Manhattan Beach’s Chris Kelley launched Ty Clothing earlier this year in honor of his friend Tyler Anderson, an outdoorsman who died in 2010 while working as a mountain guide in Peru.
“It’s another avenue to spread the word of living more and giving back,” Kelley said.
“Live More” is the clothing line’s tag line. Currently, the company offers T-shirts, sweat shirts, hats, women’s apparel and other accessories. Ten percent of the profits will go to a charity of the purchaser’s choice including Heal the Bay, Corporate Angel Network, Central Oregon Trail Alliance or the Tyler Anderson Youth Camp.
According to Kelley, Anderson had “lost his way” in middle school and high school and was sent to an outdoor school in Idaho by his parents. The outdoors soon became his passion. Anderson’s brother Charlie is Kelley’s best friend, and after the 37-year-old Tyler lost his life when he fell in a crevasse while leading his clients up a glacier to the summit of Yanapacha, Kelley attended the funeral and went camping in Bend, Ore., with Charlie.
“I read an article about where you take kids to the outdoors and you kind of change their lives,” Kelley recalled. “I said to Charlie, we were out at Smith Rock in Bend camping, ‘I have this idea. What if we started a camp in honor of Ty? What if we started a camp for inner-city kids? He was like: ‘Really?’ I’m like, ‘Let’s do it.’ We talked to our wives, they said we were crazy.”
About eight months later they had their first camp in Bend and the Tyler Anderson Youth Camp was formed. They flew 10 children from Compton and Gardena to Bend and took them, along with two local children, hiking, camping and canoeing, activities they had never participated in. Since the first camp, they have included children from New Jersey, Colorado and more from Los Angeles.
“My best moment of the camp was the first time when we were in the airplane because eight of the 10 kids had never been in an airplane … we were taking off and you could see their faces,” he said. “We were going through clouds, we got above the clouds and they were like they had seen the most amazing thing in their life.”

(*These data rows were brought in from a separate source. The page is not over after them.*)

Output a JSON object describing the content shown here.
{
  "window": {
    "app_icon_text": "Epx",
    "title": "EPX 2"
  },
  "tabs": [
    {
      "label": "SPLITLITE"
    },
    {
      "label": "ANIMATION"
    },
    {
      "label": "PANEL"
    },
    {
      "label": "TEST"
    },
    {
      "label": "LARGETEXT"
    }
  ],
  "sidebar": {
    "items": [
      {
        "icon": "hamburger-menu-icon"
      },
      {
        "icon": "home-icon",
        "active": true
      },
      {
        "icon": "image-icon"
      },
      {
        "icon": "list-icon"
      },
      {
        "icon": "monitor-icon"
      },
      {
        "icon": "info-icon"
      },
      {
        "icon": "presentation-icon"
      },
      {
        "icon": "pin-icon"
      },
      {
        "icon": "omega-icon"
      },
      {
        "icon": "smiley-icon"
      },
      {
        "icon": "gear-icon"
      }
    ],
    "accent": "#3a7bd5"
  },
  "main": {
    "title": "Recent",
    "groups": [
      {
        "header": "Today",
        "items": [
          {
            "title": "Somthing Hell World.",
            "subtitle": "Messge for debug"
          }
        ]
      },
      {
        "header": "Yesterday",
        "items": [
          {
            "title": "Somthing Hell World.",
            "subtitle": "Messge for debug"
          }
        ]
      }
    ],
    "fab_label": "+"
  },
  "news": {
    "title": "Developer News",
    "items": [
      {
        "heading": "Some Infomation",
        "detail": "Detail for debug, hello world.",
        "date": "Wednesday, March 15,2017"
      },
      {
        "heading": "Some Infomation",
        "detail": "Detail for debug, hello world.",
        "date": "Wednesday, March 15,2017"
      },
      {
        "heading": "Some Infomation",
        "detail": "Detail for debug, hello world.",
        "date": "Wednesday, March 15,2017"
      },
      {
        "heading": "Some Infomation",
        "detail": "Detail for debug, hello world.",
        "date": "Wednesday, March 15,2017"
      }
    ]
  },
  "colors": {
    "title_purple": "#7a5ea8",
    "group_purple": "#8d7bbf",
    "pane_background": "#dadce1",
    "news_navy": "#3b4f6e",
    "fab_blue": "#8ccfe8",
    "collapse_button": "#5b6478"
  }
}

But Kelley realized that seeing these children once a year could not have a “huge affect” on their lives, even though he and his wife would take some of the children to Disneyland or the beach during the year. So in 2012, he founded the Ty Learning Center, which is located at Image Solutions in Torrance, a company he founded 18 years ago in his Redondo Beach apartment. Kelley also gives back through Image Solutions, which supplies uniforms to companies like Chili’s, Albertsons and DirectTV, by donating 10 percent of the annual profits to the Tyler Anderson Youth Camp and other charities like St. Jude Children’s Research Hospital.
The Ty Learning Center is for the youth camp students living in Gardena. The twice-weekly mentoring sessions are run by a full-time program manager and it’s staffed by Image Solutions employees that volunteer their time with the students to help them with school. Kelley set up an awards system to get the students motivated,which includes trips to Universal Studios or to the youth camp. He said the system has proven results, especially for one student.
“Jesus is a great kid. Last quarter he gave up and he got Fs and Ds in a couple of classes, so we didn’t let him go, and he was very upset, he was crying, I understood that,” Kelley said. “I said to him, ‘I’m not going to do this. I’m not going to put time, energy and money into you if you’re going to give up on us. That’s not what we’re about here at the Ty Learning Center.’ So he’s back this year, and he’s got all As and Bs and he’s No. 1 out of all 12 kids in terms of his assignment logs (finishing homework).”
Ty Clothing recently donated 250 hats to Heal the Bay in its efforts to halt oil drilling in Hermosa Beach. The hats, which are not for sale but given to Heal the Bay supporters and volunteers, read “Oil and Water Don’t Mix.”
Another T-shirt reads, “Make your own peanut butter,” a nod to Tyler Anderson.
“When he was in Huaraz, he loved peanut butter and it was really hard to come by and expensive … so he would get peanuts in Lima, bring them up and make his own peanut butter, grind it. We have that concept—make your own peanut butter. Instead of buying dinner from McDonald’s or Chipotle, go make it. Find your own path.”
“We really want to get people active. Go out and do something. Don’t sit on the couch. Don’t be on your phone or computer. Go surfing, go in the water, build a sand castle (or) cook your own food. Make your own peanut butter.”